Thank you, Ian, for ministering to me–and many others–through your music. And thank You, Father, for measuring out exactly what I need in this season where everything seems hard and I’m tempted to despair.

Blessed Are the Poor in Spirit

I don’t like being needy.

In the fall of 2012, shortly after arriving home from China with our adopted daughter, I shared a testimony at the Men’s Retreat of my church. I shared that I don’t mind having moments of weakness or need, where I’m exhausted or struggling but then God comes through and I see Him provide all I need, and then I can move on, back to my place of competency or comfortableness. But I don’t like actually being needy–having something in my life which I am powerless to overcome, which has no easy answer despite all my resourcefulness. But it feels like that is where God has put me through this adoption. And now, almost 3 years after that retreat testimony, not much has changed in my situation, so the sense of weakness and neediness has increased.

And so I was challenged by something that David Powlison wrote (in an article titled “God’s Grace and Your Sufferings”):

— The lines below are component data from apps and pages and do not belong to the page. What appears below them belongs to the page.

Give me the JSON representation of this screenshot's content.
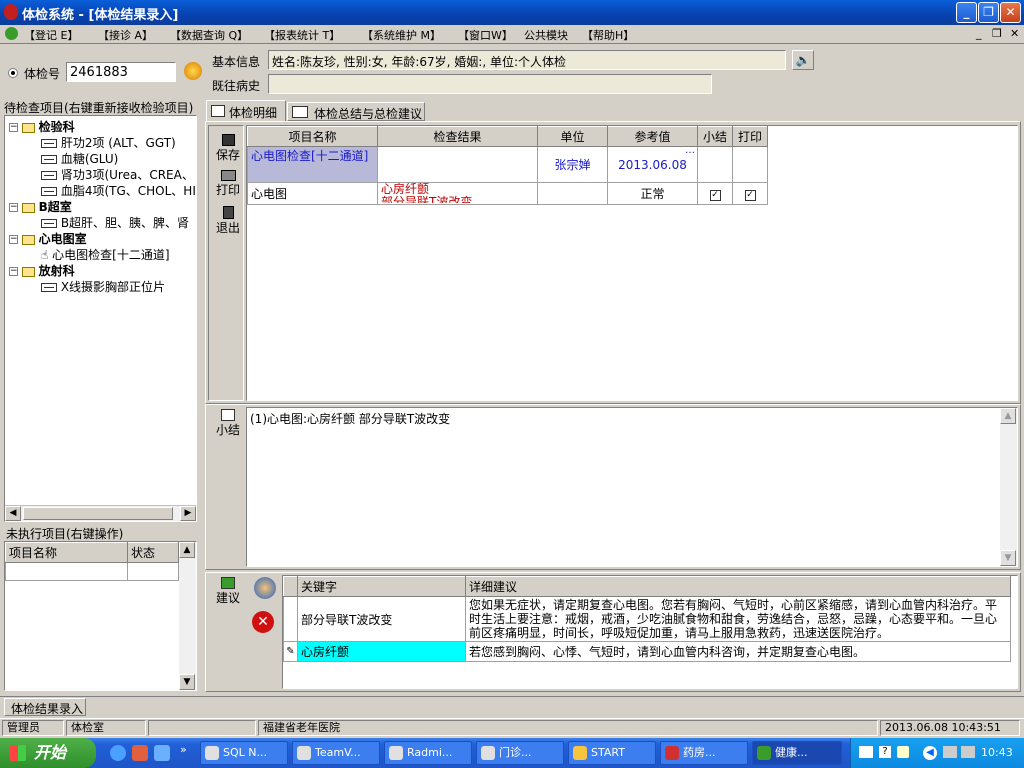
{
  "window": {
    "title": "体检系统 - [体检结果录入]"
  },
  "menu": [
    "【登记 E】",
    "【接诊 A】",
    "【数据查询 Q】",
    "【报表统计 T】",
    "【系统维护 M】",
    "【窗口W】",
    "公共模块",
    "【帮助H】"
  ],
  "exam": {
    "radio_label": "体检号",
    "number": "2461883"
  },
  "basic_info": {
    "label": "基本信息",
    "value": "姓名:陈友珍, 性别:女, 年龄:67岁, 婚姻:, 单位:个人体检"
  },
  "history": {
    "label": "既往病史",
    "value": ""
  },
  "pending_tree": {
    "title": "待检查项目(右键重新接收检验项目)",
    "groups": [
      {
        "name": "检验科",
        "items": [
          "肝功2项 (ALT、GGT)",
          "血糖(GLU)",
          "肾功3项(Urea、CREA、",
          "血脂4项(TG、CHOL、HI"
        ]
      },
      {
        "name": "B超室",
        "items": [
          "B超肝、胆、胰、脾、肾"
        ]
      },
      {
        "name": "心电图室",
        "items": [
          "心电图检查[十二通道]"
        ]
      },
      {
        "name": "放射科",
        "items": [
          "X线摄影胸部正位片"
        ]
      }
    ]
  },
  "unexecuted": {
    "title": "未执行项目(右键操作)",
    "col_name": "项目名称",
    "col_status": "状态"
  },
  "tabs": [
    "体检明细",
    "体检总结与总检建议"
  ],
  "side_buttons": {
    "save": "保存",
    "print": "打印",
    "exit": "退出"
  },
  "detail_table": {
    "headers": [
      "项目名称",
      "检查结果",
      "单位",
      "参考值",
      "小结",
      "打印"
    ],
    "rows": [
      {
        "name": "心电图检查[十二通道]",
        "result": "",
        "unit": "张宗婵",
        "ref": "2013.06.08",
        "summary": "",
        "print": ""
      },
      {
        "name": "心电图",
        "result": "心房纤颤\n部分导联T波改变",
        "unit": "",
        "ref": "正常",
        "summary": "✓",
        "print": "✓"
      }
    ]
  },
  "summary": {
    "label": "小结",
    "text": "(1)心电图:心房纤颤 部分导联T波改变"
  },
  "advice": {
    "label": "建议",
    "headers": [
      "关键字",
      "详细建议"
    ],
    "rows": [
      {
        "key": "部分导联T波改变",
        "detail": "您如果无症状，请定期复查心电图。您若有胸闷、气短时，心前区紧缩感，请到心血管内科治疗。平时生活上要注意：戒烟，戒酒，少吃油腻食物和甜食，劳逸结合，忌怒，忌躁，心态要平和。一旦心前区疼痛明显，时间长，呼吸短促加重，请马上服用急救药，迅速送医院治疗。"
      },
      {
        "key": "心房纤颤",
        "detail": "若您感到胸闷、心悸、气短时，请到心血管内科咨询，并定期复查心电图。"
      }
    ]
  },
  "bottom_tab": "体检结果录入",
  "status": {
    "user": "管理员",
    "dept": "体检室",
    "hospital": "福建省老年医院",
    "datetime": "2013.06.08 10:43:51"
  },
  "taskbar": {
    "start": "开始",
    "buttons": [
      "SQL N...",
      "TeamV...",
      "Radmi...",
      "门诊...",
      "START",
      "药房...",
      "健康..."
    ],
    "clock": "10:43"
  }
}
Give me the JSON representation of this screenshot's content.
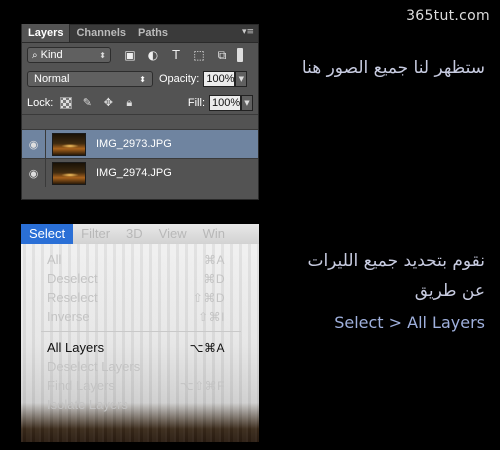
{
  "watermark": "365tut.com",
  "layers_panel": {
    "tabs": [
      "Layers",
      "Channels",
      "Paths"
    ],
    "filter_label": "Kind",
    "blend_mode": "Normal",
    "opacity_label": "Opacity:",
    "opacity_value": "100%",
    "lock_label": "Lock:",
    "fill_label": "Fill:",
    "fill_value": "100%",
    "layers": [
      {
        "name": "IMG_2973.JPG",
        "selected": true
      },
      {
        "name": "IMG_2974.JPG",
        "selected": false
      }
    ]
  },
  "menu": {
    "menubar": [
      "Select",
      "Filter",
      "3D",
      "View",
      "Win"
    ],
    "items": [
      {
        "label": "All",
        "shortcut": "⌘A",
        "enabled": false
      },
      {
        "label": "Deselect",
        "shortcut": "⌘D",
        "enabled": false
      },
      {
        "label": "Reselect",
        "shortcut": "⇧⌘D",
        "enabled": false
      },
      {
        "label": "Inverse",
        "shortcut": "⇧⌘I",
        "enabled": false
      },
      {
        "label": "All Layers",
        "shortcut": "⌥⌘A",
        "enabled": true
      },
      {
        "label": "Deselect Layers",
        "shortcut": "",
        "enabled": false
      },
      {
        "label": "Find Layers",
        "shortcut": "⌥⇧⌘F",
        "enabled": false
      },
      {
        "label": "Isolate Layers",
        "shortcut": "",
        "enabled": false
      }
    ]
  },
  "captions": {
    "line1": "ستظهر لنا جميع الصور هنا",
    "line2a": "نقوم بتحديد جميع الليرات",
    "line2b": "عن طريق",
    "line3": "Select > All Layers"
  }
}
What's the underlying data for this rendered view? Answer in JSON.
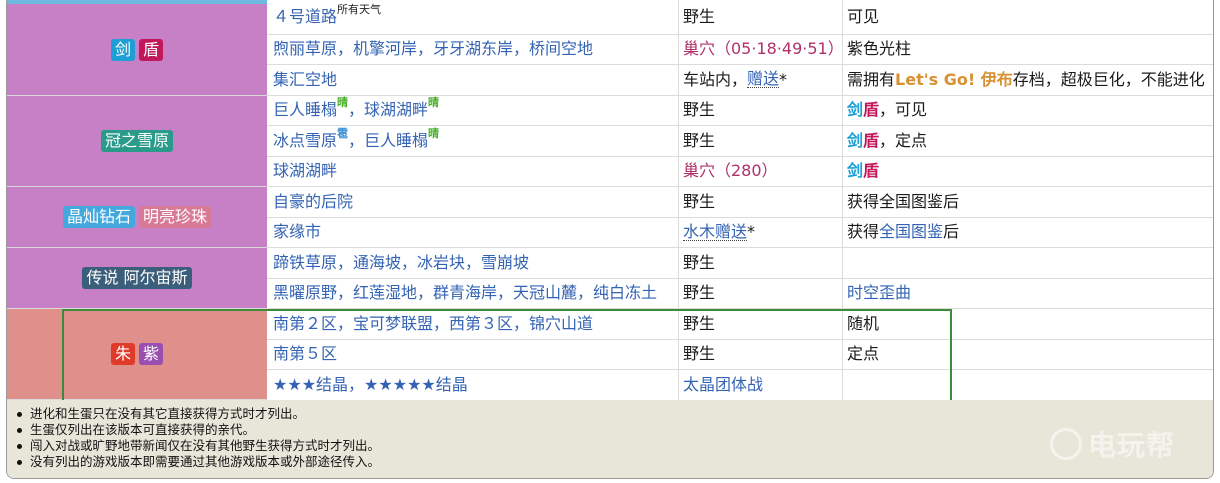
{
  "colors": {
    "sword": "#1d9fd6",
    "shield": "#c2185b",
    "crown_tundra": "#2a9a8a",
    "brilliant_diamond": "#45a8dc",
    "shining_pearl": "#d87a96",
    "legends_arceus": "#3b5f7a",
    "scarlet": "#e03a2a",
    "violet": "#9a4fb0",
    "link": "#3463b3",
    "highlight_border": "#3c8a3a"
  },
  "groups": [
    {
      "badges": [
        "剑",
        "盾"
      ]
    },
    {
      "badges": [
        "冠之雪原"
      ]
    },
    {
      "badges": [
        "晶灿钻石",
        "明亮珍珠"
      ]
    },
    {
      "badges": [
        "传说 阿尔宙斯"
      ]
    },
    {
      "badges": [
        "朱",
        "紫"
      ]
    }
  ],
  "rows": [
    {
      "loc": "４号道路",
      "loc_sup": "所有天气",
      "method": "野生",
      "note": "可见"
    },
    {
      "loc": "煦丽草原，机擎河岸，牙牙湖东岸，桥间空地",
      "method": "巢穴（05·18·49·51）",
      "note": "紫色光柱"
    },
    {
      "loc": "集汇空地",
      "method_a": "车站内，",
      "method_b": "赠送",
      "method_c": "*",
      "note_a": "需拥有",
      "note_b": "Let's Go! 伊布",
      "note_c": "存档，超极巨化，不能进化"
    },
    {
      "loc_a": "巨人睡榻",
      "loc_a_sup": "晴",
      "loc_b": "，球湖湖畔",
      "loc_b_sup": "晴",
      "method": "野生",
      "note_a": "剑",
      "note_b": "盾",
      "note_c": "，可见"
    },
    {
      "loc_a": "冰点雪原",
      "loc_a_sup": "雹",
      "loc_b": "，巨人睡榻",
      "loc_b_sup": "晴",
      "method": "野生",
      "note_a": "剑",
      "note_b": "盾",
      "note_c": "，定点"
    },
    {
      "loc": "球湖湖畔",
      "method": "巢穴（280）",
      "note_a": "剑",
      "note_b": "盾"
    },
    {
      "loc": "自豪的后院",
      "method": "野生",
      "note": "获得全国图鉴后"
    },
    {
      "loc": "家缘市",
      "method_a": "水木赠送",
      "method_b": "*",
      "note_a": "获得",
      "note_b": "全国图鉴",
      "note_c": "后"
    },
    {
      "loc": "蹄铁草原，通海坡，冰岩块，雪崩坡",
      "method": "野生",
      "note": ""
    },
    {
      "loc": "黑曜原野，红莲湿地，群青海岸，天冠山麓，纯白冻土",
      "method": "野生",
      "note": "时空歪曲"
    },
    {
      "loc": "南第２区，宝可梦联盟，西第３区，锦穴山道",
      "method": "野生",
      "note": "随机"
    },
    {
      "loc": "南第５区",
      "method": "野生",
      "note": "定点"
    },
    {
      "loc": "★★★结晶，★★★★★结晶",
      "method": "太晶团体战",
      "note": ""
    }
  ],
  "notes": [
    "进化和生蛋只在没有其它直接获得方式时才列出。",
    "生蛋仅列出在该版本可直接获得的亲代。",
    "闯入对战或旷野地带新闻仅在没有其他野生获得方式时才列出。",
    "没有列出的游戏版本即需要通过其他游戏版本或外部途径传入。"
  ],
  "watermark": "电玩帮"
}
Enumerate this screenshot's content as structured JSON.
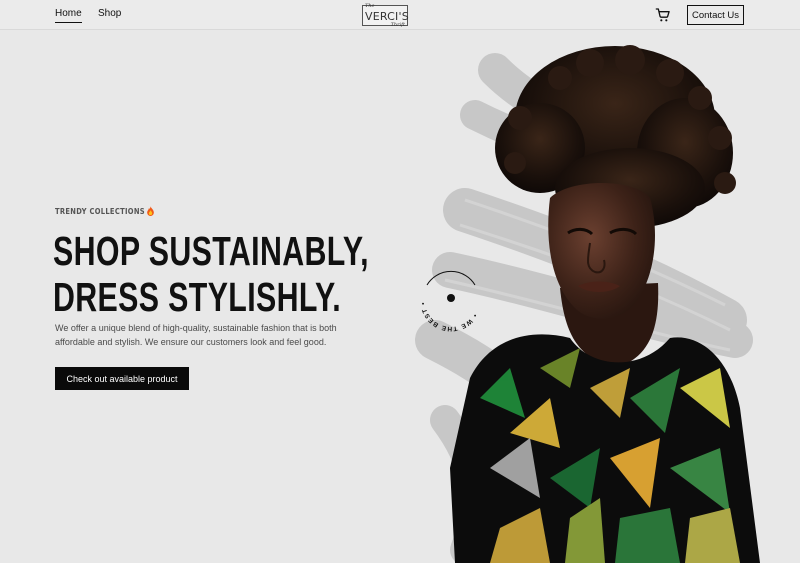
{
  "header": {
    "nav": [
      {
        "label": "Home",
        "active": true
      },
      {
        "label": "Shop",
        "active": false
      }
    ],
    "logo": {
      "top_small": "The",
      "main": "VERCI'S",
      "bottom_small": "Thrift"
    },
    "cart_icon": "shopping-cart-icon",
    "contact_label": "Contact Us"
  },
  "hero": {
    "eyebrow": "TRENDY COLLECTIONS",
    "eyebrow_icon": "fire-emoji-icon",
    "headline_line1": "SHOP SUSTAINABLY,",
    "headline_line2": "DRESS STYLISHLY.",
    "description": "We offer a unique blend of high-quality, sustainable fashion that is both affordable and stylish. We ensure our customers look and feel good.",
    "cta_label": "Check out available product",
    "badge_text": "• WE THE BEST • WE THE BEST •"
  },
  "colors": {
    "background": "#e8e8e8",
    "primary": "#0a0a0a",
    "text_muted": "#4a4a4a",
    "brush": "#c9c9c9"
  }
}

To be ‘dependent’ on God often implies something warm and comfortable. That is a partial truth. A child on his mother’s lap simply rests in trust (Psalm 131). But often dependency doesn’t feel very good. You need help. You’re helpless in yourself. Psalm 28:1 cries out, “Help. If you won’t listen to me, I will die.” That’s not a comfortable feeling. You feel threatened, battered, vulnerable. You are powerless, with nowhere else to turn. Jesus’ first beatitude says that the ‘poor in spirit’ are the blessed. He turns another bad word upside down. ‘Poor’ means poverty-stricken, destitute, people with nothing, street people. ‘Poor in spirit’ means conscious awareness of dire and pressing need for help that God most freely and generously gives. Insoluble suffering (like insoluble sin) brings you to this foundation of all blessing. God does not turn away from the afflictions of the afflicted. Do not be afraid, little flock, he is giving you the kingdom.

Our discipleship materials often don’t teach us much about this. We learn how to have a quiet time. We discover our spiritual gifts. We study good doctrine. We learn how to study the Bible and memorize Scripture. We don’t necessarily learn how to need help…. God uses significant suffering to teach us to need him.

No amount of seminary training or inductive Bible study or small group accountability or one-one-one discipleship can teach me to BE poor in spirit. Those are all valuable resources that can teach me the necessity or value of dependence on God, but they cannot produce an actual dependence in me. But suffering does. Suffering causes me to actually BE in a place of utter need, to ACT in dependence on God in ways I never would otherwise.

I don’t like being needy. But if neediness and dependence and suffering are the doorway to blessedness, then there’s good reason to endure in this season (and in all that will come after).